You will inherit the Kingdom with us, if you come with us. What? Does the prize only have value in your eyes if you steal it? Would you refuse to marry a woman who loves you only unless you rape her?
Now, I would never ask any such questions to an atheist or an agnostic, since they do not believe God and Satan exist. But here is a man who does think they exist, even if he thinks God is Iadalboath.


I have yet to meet the Gnostic whose plan to usurp the secret mastery of the universe is by being as meek and mild and Jesus Christ, mute before his accusers, and willing to perish in disgrace so that others might live. These ambitious magicians seem to think the proud shall be exulted and the meek be humbled: we Christians believe the opposite.
In any case, the magician who seeks to be enthroned as a god should pause to consider that no river rises above its fountainhead. Whatever the sources of power are from which the mage hopes to derive his magical power, he cannot be greater than: not even cloud-gathering Zeus could fight Ate, necessity, or the cold-hearted Fates. All Zeus managed to do was to end the Golden Age over which kind Saturn reigned. Neither can Odin fight the Nornir: he is still fated to perish in the jaws of Fenrir.

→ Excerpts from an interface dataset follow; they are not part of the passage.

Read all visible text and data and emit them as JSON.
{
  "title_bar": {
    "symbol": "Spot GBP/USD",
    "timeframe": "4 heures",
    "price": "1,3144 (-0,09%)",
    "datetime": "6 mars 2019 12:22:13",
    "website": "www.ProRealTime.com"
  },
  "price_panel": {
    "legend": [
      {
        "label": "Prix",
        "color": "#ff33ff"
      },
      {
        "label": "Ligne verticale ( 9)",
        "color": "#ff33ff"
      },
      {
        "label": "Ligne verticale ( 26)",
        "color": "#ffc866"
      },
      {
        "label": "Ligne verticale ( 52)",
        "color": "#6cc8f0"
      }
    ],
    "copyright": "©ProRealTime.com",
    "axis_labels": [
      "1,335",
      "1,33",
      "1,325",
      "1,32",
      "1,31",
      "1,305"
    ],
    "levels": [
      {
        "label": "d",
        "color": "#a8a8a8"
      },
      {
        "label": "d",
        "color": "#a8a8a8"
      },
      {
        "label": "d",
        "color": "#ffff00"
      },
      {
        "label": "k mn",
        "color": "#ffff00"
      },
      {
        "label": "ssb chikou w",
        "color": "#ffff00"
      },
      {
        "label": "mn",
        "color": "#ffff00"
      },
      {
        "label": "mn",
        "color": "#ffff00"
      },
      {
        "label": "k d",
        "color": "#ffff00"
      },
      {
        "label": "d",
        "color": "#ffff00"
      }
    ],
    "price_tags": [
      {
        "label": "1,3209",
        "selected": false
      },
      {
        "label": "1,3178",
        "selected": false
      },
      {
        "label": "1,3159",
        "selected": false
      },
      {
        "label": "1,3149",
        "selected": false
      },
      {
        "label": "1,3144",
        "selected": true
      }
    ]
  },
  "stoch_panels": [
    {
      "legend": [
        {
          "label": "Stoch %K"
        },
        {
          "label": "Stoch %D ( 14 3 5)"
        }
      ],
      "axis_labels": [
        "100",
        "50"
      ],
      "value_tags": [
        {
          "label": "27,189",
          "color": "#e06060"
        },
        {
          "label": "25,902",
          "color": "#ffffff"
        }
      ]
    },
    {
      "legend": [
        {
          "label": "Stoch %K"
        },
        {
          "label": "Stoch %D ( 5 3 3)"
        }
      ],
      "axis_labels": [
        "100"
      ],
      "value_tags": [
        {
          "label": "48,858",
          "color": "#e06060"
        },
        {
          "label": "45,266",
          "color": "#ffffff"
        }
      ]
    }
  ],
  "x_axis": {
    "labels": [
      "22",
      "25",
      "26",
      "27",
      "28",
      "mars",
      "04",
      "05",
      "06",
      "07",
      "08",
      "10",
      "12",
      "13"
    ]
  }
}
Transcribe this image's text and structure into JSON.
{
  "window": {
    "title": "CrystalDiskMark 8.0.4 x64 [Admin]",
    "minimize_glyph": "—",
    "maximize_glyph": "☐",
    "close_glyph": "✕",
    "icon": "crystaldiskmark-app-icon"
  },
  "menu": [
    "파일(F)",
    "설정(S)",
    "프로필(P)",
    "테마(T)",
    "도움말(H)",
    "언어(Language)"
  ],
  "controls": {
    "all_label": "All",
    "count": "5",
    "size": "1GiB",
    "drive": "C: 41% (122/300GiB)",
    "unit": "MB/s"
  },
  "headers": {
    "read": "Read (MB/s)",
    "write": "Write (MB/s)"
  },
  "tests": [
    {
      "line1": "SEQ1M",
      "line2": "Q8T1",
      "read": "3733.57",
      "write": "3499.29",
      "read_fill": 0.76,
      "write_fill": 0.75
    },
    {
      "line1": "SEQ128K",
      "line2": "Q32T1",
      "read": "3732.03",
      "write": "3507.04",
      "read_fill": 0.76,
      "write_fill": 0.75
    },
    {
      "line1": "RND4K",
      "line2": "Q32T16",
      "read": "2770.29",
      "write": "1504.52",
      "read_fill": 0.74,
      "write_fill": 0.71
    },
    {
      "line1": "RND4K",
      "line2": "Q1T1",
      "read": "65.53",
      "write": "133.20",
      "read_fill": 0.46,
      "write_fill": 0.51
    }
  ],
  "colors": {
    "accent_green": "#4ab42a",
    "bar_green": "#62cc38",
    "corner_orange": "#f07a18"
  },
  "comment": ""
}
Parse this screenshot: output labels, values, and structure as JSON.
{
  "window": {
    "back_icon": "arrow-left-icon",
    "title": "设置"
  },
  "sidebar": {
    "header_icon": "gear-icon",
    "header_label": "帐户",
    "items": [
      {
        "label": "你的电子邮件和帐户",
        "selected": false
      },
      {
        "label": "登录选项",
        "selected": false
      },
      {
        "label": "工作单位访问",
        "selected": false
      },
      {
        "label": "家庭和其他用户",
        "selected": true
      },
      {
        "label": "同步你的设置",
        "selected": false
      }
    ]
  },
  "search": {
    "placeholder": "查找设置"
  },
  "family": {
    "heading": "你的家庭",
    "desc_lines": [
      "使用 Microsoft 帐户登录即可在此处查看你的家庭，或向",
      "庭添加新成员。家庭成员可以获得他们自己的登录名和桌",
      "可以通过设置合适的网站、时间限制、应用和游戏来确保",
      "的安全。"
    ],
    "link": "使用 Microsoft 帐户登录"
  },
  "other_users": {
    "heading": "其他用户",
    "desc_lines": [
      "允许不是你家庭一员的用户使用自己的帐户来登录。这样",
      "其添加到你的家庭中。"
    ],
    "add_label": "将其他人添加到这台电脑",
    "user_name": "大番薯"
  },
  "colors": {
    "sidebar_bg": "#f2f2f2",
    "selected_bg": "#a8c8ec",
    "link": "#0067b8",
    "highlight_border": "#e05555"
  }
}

I don’t understand the ambition to be a god like this. Myself, if I was condemned to be a god, I would pick Prometheus, who, for all this pain, delivered good to mankind, even though no temple honors him, and no sacrifice smokes for him.